» Data for this task
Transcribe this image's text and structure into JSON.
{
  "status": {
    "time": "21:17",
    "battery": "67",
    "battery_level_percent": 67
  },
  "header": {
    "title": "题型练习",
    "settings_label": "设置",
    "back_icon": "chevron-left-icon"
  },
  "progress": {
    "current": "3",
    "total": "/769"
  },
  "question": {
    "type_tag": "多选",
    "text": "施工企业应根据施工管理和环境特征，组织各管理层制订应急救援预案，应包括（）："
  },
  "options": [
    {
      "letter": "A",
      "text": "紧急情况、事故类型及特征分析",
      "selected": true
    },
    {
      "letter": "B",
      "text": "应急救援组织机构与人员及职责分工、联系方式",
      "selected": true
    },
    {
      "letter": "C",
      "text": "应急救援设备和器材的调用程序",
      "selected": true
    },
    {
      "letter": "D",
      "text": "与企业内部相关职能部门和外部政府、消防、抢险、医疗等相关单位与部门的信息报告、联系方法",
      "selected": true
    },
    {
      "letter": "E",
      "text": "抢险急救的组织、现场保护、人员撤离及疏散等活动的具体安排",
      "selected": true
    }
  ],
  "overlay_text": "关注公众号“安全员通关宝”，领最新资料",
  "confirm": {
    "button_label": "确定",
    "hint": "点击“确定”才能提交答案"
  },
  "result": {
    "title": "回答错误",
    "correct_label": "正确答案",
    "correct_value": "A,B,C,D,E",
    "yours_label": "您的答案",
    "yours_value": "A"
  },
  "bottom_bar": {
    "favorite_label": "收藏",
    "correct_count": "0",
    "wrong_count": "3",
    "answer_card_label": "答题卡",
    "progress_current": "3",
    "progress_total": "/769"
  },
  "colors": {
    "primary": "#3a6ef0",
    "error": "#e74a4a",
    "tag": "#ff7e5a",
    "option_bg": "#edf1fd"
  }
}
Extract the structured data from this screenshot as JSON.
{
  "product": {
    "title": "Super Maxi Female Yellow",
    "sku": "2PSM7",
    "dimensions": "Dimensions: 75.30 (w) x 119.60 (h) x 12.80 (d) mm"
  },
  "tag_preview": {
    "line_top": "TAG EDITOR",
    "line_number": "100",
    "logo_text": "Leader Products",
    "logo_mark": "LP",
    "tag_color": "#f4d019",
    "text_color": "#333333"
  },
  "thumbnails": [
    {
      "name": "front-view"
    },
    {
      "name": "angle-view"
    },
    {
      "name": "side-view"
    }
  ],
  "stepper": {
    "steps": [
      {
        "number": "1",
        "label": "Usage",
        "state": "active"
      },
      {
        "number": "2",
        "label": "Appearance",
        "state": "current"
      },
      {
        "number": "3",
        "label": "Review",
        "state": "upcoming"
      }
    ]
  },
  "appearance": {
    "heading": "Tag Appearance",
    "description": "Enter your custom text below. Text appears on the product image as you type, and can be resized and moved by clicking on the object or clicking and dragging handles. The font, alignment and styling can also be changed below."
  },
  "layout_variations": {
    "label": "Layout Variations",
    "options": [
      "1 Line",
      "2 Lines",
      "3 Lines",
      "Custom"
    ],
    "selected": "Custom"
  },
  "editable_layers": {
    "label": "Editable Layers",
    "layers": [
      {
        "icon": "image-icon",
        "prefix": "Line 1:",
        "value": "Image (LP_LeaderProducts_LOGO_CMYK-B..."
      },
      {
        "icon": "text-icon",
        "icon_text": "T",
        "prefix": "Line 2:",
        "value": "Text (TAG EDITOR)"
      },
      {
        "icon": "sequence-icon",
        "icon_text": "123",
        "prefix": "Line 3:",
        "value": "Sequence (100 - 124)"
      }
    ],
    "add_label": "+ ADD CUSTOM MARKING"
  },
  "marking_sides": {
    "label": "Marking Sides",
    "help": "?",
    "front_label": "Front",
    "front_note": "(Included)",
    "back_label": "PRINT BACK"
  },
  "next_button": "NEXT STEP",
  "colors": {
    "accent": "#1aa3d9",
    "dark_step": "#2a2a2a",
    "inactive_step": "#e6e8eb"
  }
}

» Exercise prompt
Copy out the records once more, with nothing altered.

» Solution to the problem
Transcribe this image's text and structure into JSON.
{
  "status": {
    "time": "21:17",
    "battery": "67",
    "battery_level_percent": 67
  },
  "header": {
    "title": "题型练习",
    "settings_label": "设置",
    "back_icon": "chevron-left-icon"
  },
  "progress": {
    "current": "3",
    "total": "/769"
  },
  "question": {
    "type_tag": "多选",
    "text": "施工企业应根据施工管理和环境特征，组织各管理层制订应急救援预案，应包括（）："
  },
  "options": [
    {
      "letter": "A",
      "text": "紧急情况、事故类型及特征分析",
      "selected": true
    },
    {
      "letter": "B",
      "text": "应急救援组织机构与人员及职责分工、联系方式",
      "selected": true
    },
    {
      "letter": "C",
      "text": "应急救援设备和器材的调用程序",
      "selected": true
    },
    {
      "letter": "D",
      "text": "与企业内部相关职能部门和外部政府、消防、抢险、医疗等相关单位与部门的信息报告、联系方法",
      "selected": true
    },
    {
      "letter": "E",
      "text": "抢险急救的组织、现场保护、人员撤离及疏散等活动的具体安排",
      "selected": true
    }
  ],
  "overlay_text": "关注公众号“安全员通关宝”，领最新资料",
  "confirm": {
    "button_label": "确定",
    "hint": "点击“确定”才能提交答案"
  },
  "result": {
    "title": "回答错误",
    "correct_label": "正确答案",
    "correct_value": "A,B,C,D,E",
    "yours_label": "您的答案",
    "yours_value": "A"
  },
  "bottom_bar": {
    "favorite_label": "收藏",
    "correct_count": "0",
    "wrong_count": "3",
    "answer_card_label": "答题卡",
    "progress_current": "3",
    "progress_total": "/769"
  },
  "colors": {
    "primary": "#3a6ef0",
    "error": "#e74a4a",
    "tag": "#ff7e5a",
    "option_bg": "#edf1fd"
  }
}
Extract the structured data from this screenshot as JSON.
{
  "product": {
    "title": "Super Maxi Female Yellow",
    "sku": "2PSM7",
    "dimensions": "Dimensions: 75.30 (w) x 119.60 (h) x 12.80 (d) mm"
  },
  "tag_preview": {
    "line_top": "TAG EDITOR",
    "line_number": "100",
    "logo_text": "Leader Products",
    "logo_mark": "LP",
    "tag_color": "#f4d019",
    "text_color": "#333333"
  },
  "thumbnails": [
    {
      "name": "front-view"
    },
    {
      "name": "angle-view"
    },
    {
      "name": "side-view"
    }
  ],
  "stepper": {
    "steps": [
      {
        "number": "1",
        "label": "Usage",
        "state": "active"
      },
      {
        "number": "2",
        "label": "Appearance",
        "state": "current"
      },
      {
        "number": "3",
        "label": "Review",
        "state": "upcoming"
      }
    ]
  },
  "appearance": {
    "heading": "Tag Appearance",
    "description": "Enter your custom text below. Text appears on the product image as you type, and can be resized and moved by clicking on the object or clicking and dragging handles. The font, alignment and styling can also be changed below."
  },
  "layout_variations": {
    "label": "Layout Variations",
    "options": [
      "1 Line",
      "2 Lines",
      "3 Lines",
      "Custom"
    ],
    "selected": "Custom"
  },
  "editable_layers": {
    "label": "Editable Layers",
    "layers": [
      {
        "icon": "image-icon",
        "prefix": "Line 1:",
        "value": "Image (LP_LeaderProducts_LOGO_CMYK-B..."
      },
      {
        "icon": "text-icon",
        "icon_text": "T",
        "prefix": "Line 2:",
        "value": "Text (TAG EDITOR)"
      },
      {
        "icon": "sequence-icon",
        "icon_text": "123",
        "prefix": "Line 3:",
        "value": "Sequence (100 - 124)"
      }
    ],
    "add_label": "+ ADD CUSTOM MARKING"
  },
  "marking_sides": {
    "label": "Marking Sides",
    "help": "?",
    "front_label": "Front",
    "front_note": "(Included)",
    "back_label": "PRINT BACK"
  },
  "next_button": "NEXT STEP",
  "colors": {
    "accent": "#1aa3d9",
    "dark_step": "#2a2a2a",
    "inactive_step": "#e6e8eb"
  }
}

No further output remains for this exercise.